New Delhi: The Enforcement Directorate has registered a money laundering case against companies which allegedly ran numerous Chinese betting apps and websites in India, and moved crores of funds across the shores by using "lax regulatory" mechanism of online wallets, according to a statement.
The federal probe agency said it has frozen four HSBC bank accounts containing Rs 46.96 crore after conducting raids at multiple premises of companies involved in running Chinese betting apps.
This is the second action of a central probe agency against Chinese entities operating in the country. The Income Tax Department had early this month raided a Chinese national and his Indian associates for allegedly running a hawala racket using shell firms.
The ED said searches were carried out at 15 locations in Delhi, Gurgaon, Mumbai and Pune on Friday under sections of the Prevention of Money Laundering Act (PMLA).
"Searches were conducted on the registered offices of the companies, their directors and chartered accountants involved in illegally running online betting apps from websites which are hosted from outside India," it said on Saturday.
"During the course of search, ED has seized 17 hard disks, five laptops, phones, crucial incriminating documents and has also frozen Rs 46.96 crore held in 4 HSBC Bank accounts," the statement said.
The money laundering case is based on an FIR filed by the Telangana Police in Hyderabad against the accused early this year under various sections of the IPC and the Telangana State Gambling Act, the Prize Chits and the Money Circulation Scheme Act, it said.
The police FIR was filed against Dokypay Technology Private Limited, Linkyun Technolgy Private Limited and others, and three people, including a Chinese national, were arrested.
Those arrested were identified as Yan Hao, the Chinese national, Dhiraj Sarkar and Ankit Kapoor.
The ED said these men were adopting a "novel modus operandi for doing online betting scam".

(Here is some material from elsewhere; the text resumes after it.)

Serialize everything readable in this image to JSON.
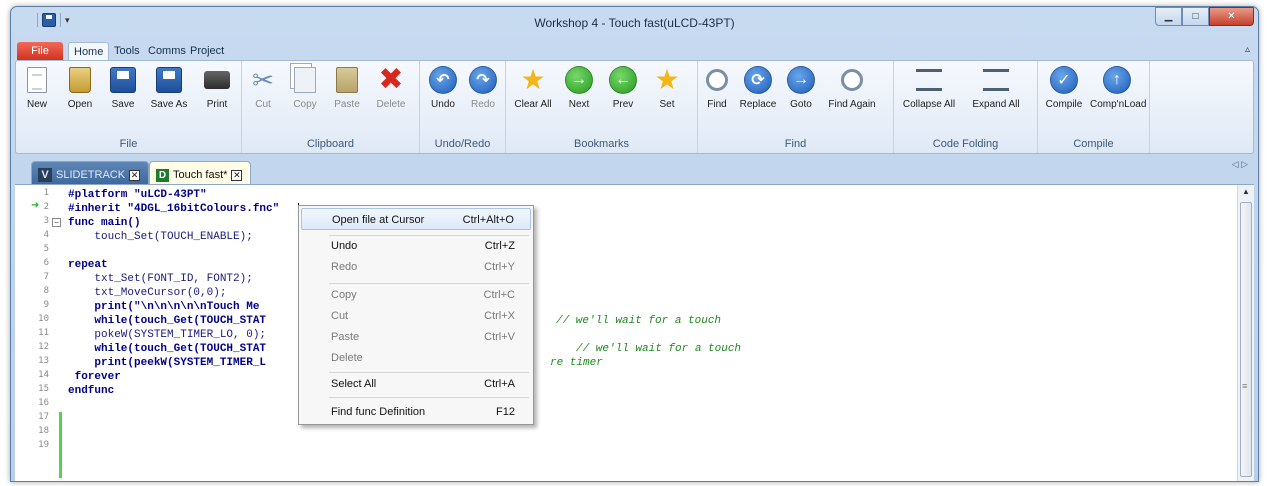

The probe found that "with the help of some Indian chartered accountants, some Chinese nationals floated multiple Indian companies, it said.
"Initially dummy Indian directors were used to incorporate the companies and after some time Chinese nationals travelled to India and took directorship in these companies," the ED said.
The agency said it found that some locals were hired and "used to open bank accounts with HSBC Bank and trade accounts with online wallets namely Paytm, Cashfree, Razorpay, etc."
The agency alleged that these "online wallets had lax due diligence mechanisms and their non-reporting of suspicious transactions to the regulatory authorities helped the accused companies to launch pan-India operations".
The ED said it suspects that "apart from indulging in banned activities like online betting, this network of companies with their reliance on online wallets and their lax regulatory systems could have been used for hawala transactions as well".
Detailing role of the online wallets in its statement, the agency said, Analysis of two bank accounts of Dokypay Technology Private Ltd revealed that in the last year, the account has seen collection of Rs 1,268 crore out of which Rs 300 crore came via Paytm payment gateway and around Rs 600 crore was transferred out via Paytm payment gateway."
"Account analysis of Linkyun Technolgy revealed a similar pattern. It was also found that outward foreign remittances to the extent of Rs 120 crore (was made) from these accounts," it added.
"Large unexplained financial transactions are also seen with other Indian companies who are running online Chinese dating apps for Indian customers," the ED said.
Talking about the modus operandi, it said once bank accounts were opened, the "internet access credentials were couriered by the Indian employees to China" and major payment instructions came from the beneficial owners who were safely ensconced in China, it said.
"Accused companies floated large numbers of similar looking websites which were hosted through Cloudfare, USA. These websites attracted gullible persons to become members and to place bets on various online apps which promised attractive rewards on simple games of chance," it said.
The agency said these entities hired a network of agents to attract new customers for these betting games.
"These agents created closed Telegram and WhatsApp groups and attracted lakhs of gullible Indians. Referral codes were used to privately invite new members. This also helped the sponsoring member to earn commission. Paytm and Cashfree were used to collect money and pay commission to all these agent members," it said.
Hundreds of websites were created to promote online betting under the garb of e-commerce, it said.
The ED found that all such websites were "not activated daily". Some were activated for placing bets and information on daily active websites was shared with members using Telegram groups, the statement said.
The agency said the probe in the case is still underway and it is in the "process of obtaining information from online wallet companies, HSBC Bank, ROC...